NA: I read lots of books at a time, usually in such tiny increments that I never finish them. An up-to-the-minute list would include Barchester Towers by Trollope (so good!); Cousin Bette by Balzac (kind of a slog!); Mary Ruefle’s new book of poems (the best!); Alice Fulton’s new book of poems (withholding judgment!); and a gorgeous new manuscript called Paradise by my friend Andy Stallings, a big portion of which he wrote in a single day (not possible!). I’m also really enjoying Kerry Howley’s Thrown, which is a total page-turner about the narrator’s obsession with mixed martial artist cage fighters, written in a souped-up and fun and contemporary 18th century British prose (good times!).
As for Tim Riggins, he is of course reading nothing and would recommend that you read nothing, too. Go out and get a beer and lighten up already. You’re going to die someday, you know?
Tim Riggins Speaks of Waterfalls
You want to know what it was like?
It was like my whole life had a fever.
Whole acres of me were on fire.
The sun talked dirty in my ear all night.

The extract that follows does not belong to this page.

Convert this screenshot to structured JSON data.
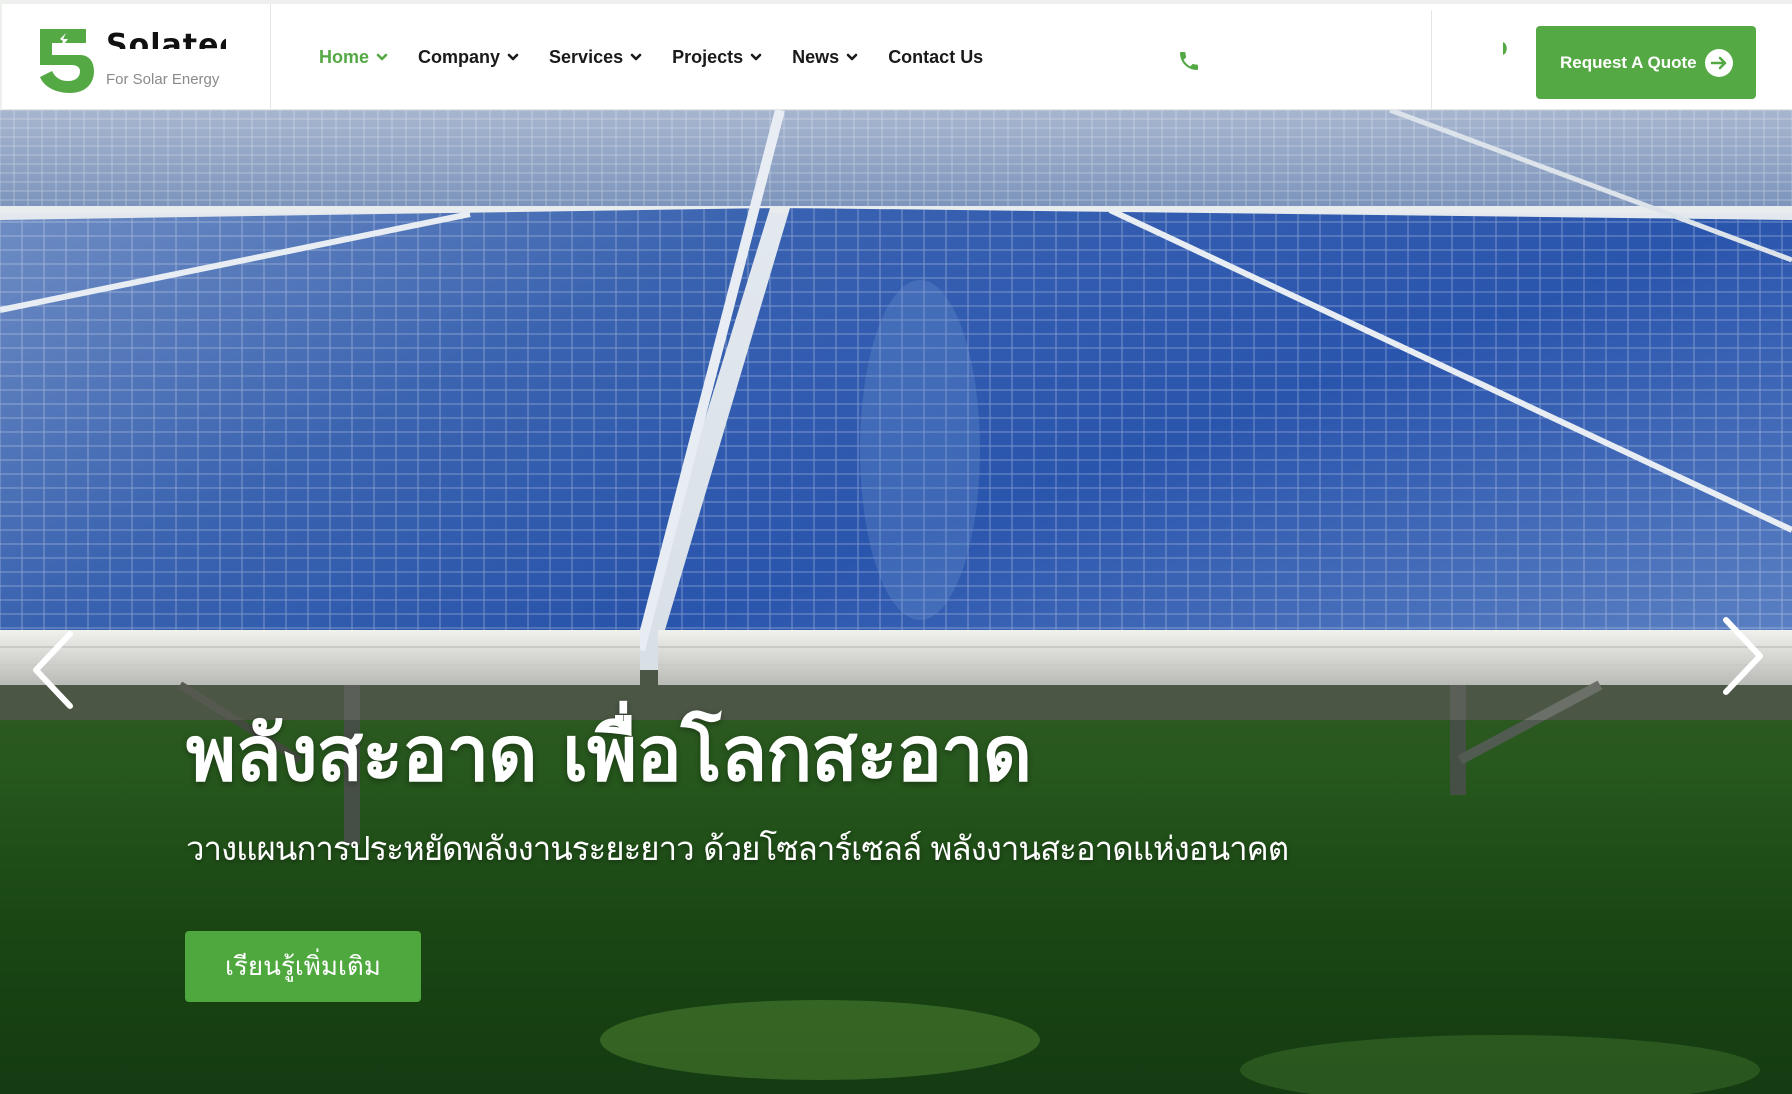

I couldn’t drive past a wheatfield without doing it violence.
I couldn’t even look at a bridge.
I used to go out in the brush sometimes,
So far out there no one could hear me,
And just burn.
I felt all right then.
I couldn’t hurt anyone else.
I was just a pillar of fire.
It wasn’t the burning so much as the loneliness.
It wasn’t the loneliness so much as the fear of being alone.
Christ look at you pouring from the rocks.
You’re so cold you’re boiling over.
You’ve got stars in your hair.
I don’t want to be around you.
I don’t want to drink you in.
I want to walk into the heart of you
And never walk back out.
Originally published in Gulf Coast.
Be sure to grab your own copy of The Collected Poems of Tim Riggins from Hell Yes Press. Texas forever, y’all.
Conflict of Interest Co-Editor Rebecca Marino loves reading these poems while drinking Lonestar, is a huge Friday Night Lights fan, and has “Texas Forever” (a famous Riggins saying) tattooed on her right thigh.